▶ _EXCERPTED DATA_
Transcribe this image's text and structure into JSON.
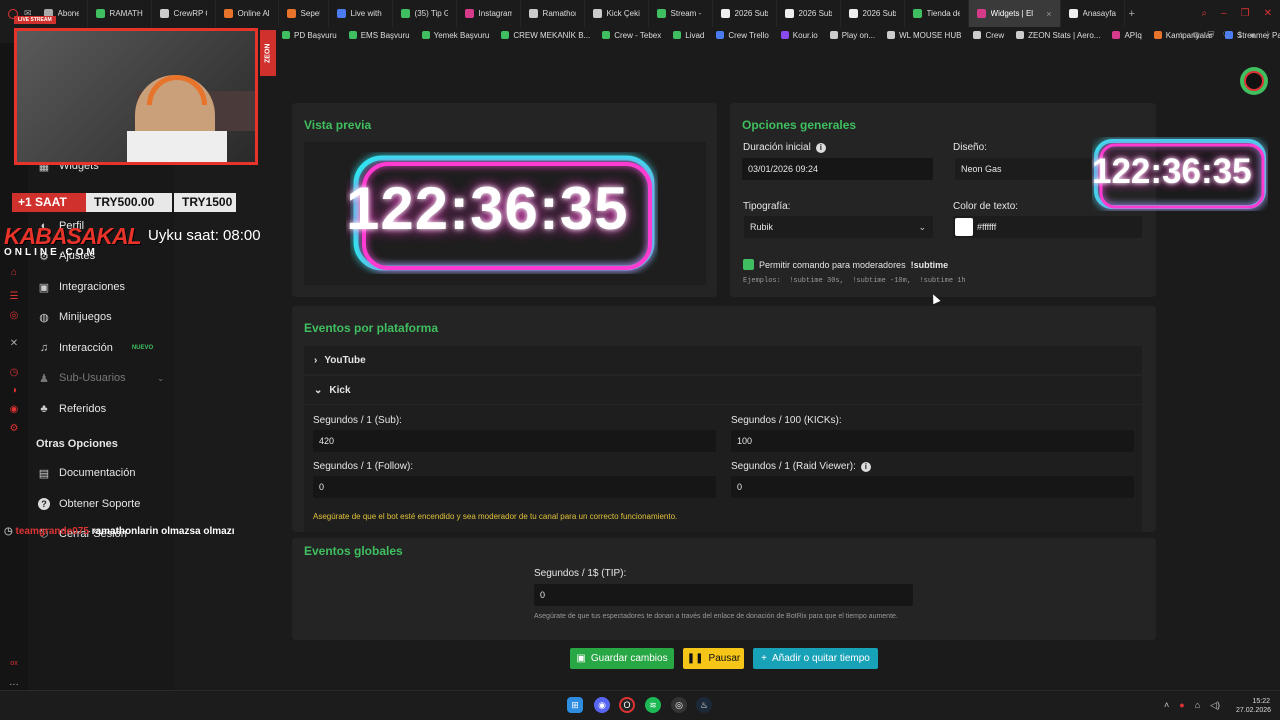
{
  "browser": {
    "tabs": [
      {
        "label": "Abonelikler",
        "color": "#aaaaaa"
      },
      {
        "label": "RAMATHON",
        "color": "#3fbf5f"
      },
      {
        "label": "CrewRP Ca",
        "color": "#cccccc"
      },
      {
        "label": "Online Alışv",
        "color": "#e8732a"
      },
      {
        "label": "Sepetim",
        "color": "#e8732a"
      },
      {
        "label": "Live with Ri",
        "color": "#4a7cf0"
      },
      {
        "label": "(35) Tip Go",
        "color": "#3fbf5f"
      },
      {
        "label": "Instagram",
        "color": "#d63a8a"
      },
      {
        "label": "Ramathon 2",
        "color": "#cccccc"
      },
      {
        "label": "Kick Çekiliş",
        "color": "#cccccc"
      },
      {
        "label": "Stream - Ki",
        "color": "#3fbf5f"
      },
      {
        "label": "2026 Subat",
        "color": "#eeeeee"
      },
      {
        "label": "2026 Subat",
        "color": "#eeeeee"
      },
      {
        "label": "2026 Subat",
        "color": "#eeeeee"
      },
      {
        "label": "Tienda de ...",
        "color": "#3fbf5f"
      },
      {
        "label": "Widgets | El mejor so",
        "color": "#d63a8a",
        "active": true
      },
      {
        "label": "Anasayfa / ...",
        "color": "#eeeeee"
      }
    ],
    "bookmarks": [
      {
        "label": "PD Başvuru",
        "color": "#3fbf5f"
      },
      {
        "label": "EMS Başvuru",
        "color": "#3fbf5f"
      },
      {
        "label": "Yemek Başvuru",
        "color": "#3fbf5f"
      },
      {
        "label": "CREW MEKANİK B...",
        "color": "#3fbf5f"
      },
      {
        "label": "Crew - Tebex",
        "color": "#3fbf5f"
      },
      {
        "label": "Livad",
        "color": "#3fbf5f"
      },
      {
        "label": "Crew Trello",
        "color": "#4a7cf0"
      },
      {
        "label": "Kour.io",
        "color": "#8a4af0"
      },
      {
        "label": "Play on...",
        "color": "#cccccc"
      },
      {
        "label": "WL MOUSE HUB",
        "color": "#cccccc"
      },
      {
        "label": "Crew",
        "color": "#cccccc"
      },
      {
        "label": "ZEON Stats | Aero...",
        "color": "#cccccc"
      },
      {
        "label": "APIq",
        "color": "#d63a8a"
      },
      {
        "label": "Kampanyalar",
        "color": "#e8732a"
      },
      {
        "label": "Streamer Panel",
        "color": "#4a7cf0"
      }
    ]
  },
  "sidebar": {
    "items": [
      {
        "label": "Widgets",
        "icon": "widgets-icon"
      },
      {
        "label": "Perfil",
        "icon": "user-icon"
      },
      {
        "label": "Ajustes",
        "icon": "settings-icon"
      },
      {
        "label": "Integraciones",
        "icon": "plug-icon"
      },
      {
        "label": "Minijuegos",
        "icon": "gamepad-icon"
      },
      {
        "label": "Interacción",
        "icon": "music-icon",
        "badge": "NUEVO"
      },
      {
        "label": "Sub-Usuarios",
        "icon": "users-icon"
      },
      {
        "label": "Referidos",
        "icon": "referrals-icon"
      }
    ],
    "section_title": "Otras Opciones",
    "other_items": [
      {
        "label": "Documentación",
        "icon": "doc-icon"
      },
      {
        "label": "Obtener Soporte",
        "icon": "help-icon"
      },
      {
        "label": "Cerrar Sesión",
        "icon": "logout-icon"
      }
    ]
  },
  "preview": {
    "title": "Vista previa",
    "time": "122:36:35"
  },
  "general": {
    "title": "Opciones generales",
    "duration_label": "Duración inicial",
    "duration_value": "03/01/2026 09:24",
    "design_label": "Diseño:",
    "design_value": "Neon Gas",
    "font_label": "Tipografía:",
    "font_value": "Rubik",
    "color_label": "Color de texto:",
    "color_value": "#ffffff",
    "mod_label": "Permitir comando para moderadores",
    "mod_command": "!subtime",
    "examples": "Ejemplos:  !subtime 30s,  !subtime -10m,  !subtime 1h"
  },
  "platform": {
    "title": "Eventos por plataforma",
    "youtube_label": "YouTube",
    "kick_label": "Kick",
    "sub_label": "Segundos / 1 (Sub):",
    "sub_value": "420",
    "kicks_label": "Segundos / 100 (KICKs):",
    "kicks_value": "100",
    "follow_label": "Segundos / 1 (Follow):",
    "follow_value": "0",
    "raid_label": "Segundos / 1 (Raid Viewer):",
    "raid_value": "0",
    "warning": "Asegúrate de que el bot esté encendido y sea moderador de tu canal para un correcto funcionamiento."
  },
  "global": {
    "title": "Eventos globales",
    "tip_label": "Segundos / 1$ (TIP):",
    "tip_value": "0",
    "tip_hint": "Asegúrate de que tus espectadores te donan a través del enlace de donación de BotRix para que el tiempo aumente."
  },
  "buttons": {
    "save": "Guardar cambios",
    "pause": "Pausar",
    "addtime": "Añadir o quitar tiempo"
  },
  "stream_overlay": {
    "live_badge": "LIVE STREAM",
    "zeon": "ZEON",
    "timer": "122:36:35",
    "donation_tag": "+1 SAAT",
    "donation_1": "TRY500.00",
    "donation_2": "TRY1500",
    "brand": "KABASAKAL",
    "brand_sub": "ONLINE.COM",
    "sleep": "Uyku saat: 08:00",
    "chat_user": "teamgrande075",
    "chat_text": "ramathonlarin olmazsa olmazı"
  },
  "system": {
    "time": "15:22",
    "date": "27.02.2026"
  },
  "colors": {
    "accent_green": "#3fbf5f",
    "neon_pink": "#ff3bd1",
    "neon_cyan": "#2ee6f0",
    "warning_yellow": "#e0c23a",
    "pause_yellow": "#f5c518",
    "add_teal": "#17a2b8"
  }
}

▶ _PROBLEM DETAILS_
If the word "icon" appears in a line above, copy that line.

▶ _TASK RESPONSE_
        "icon": "widgets-icon"
        "icon": "user-icon"
        "icon": "settings-icon"
        "icon": "plug-icon"
        "icon": "gamepad-icon"
        "icon": "music-icon",
        "icon": "users-icon"
        "icon": "referrals-icon"
        "icon": "doc-icon"
        "icon": "help-icon"
        "icon": "logout-icon"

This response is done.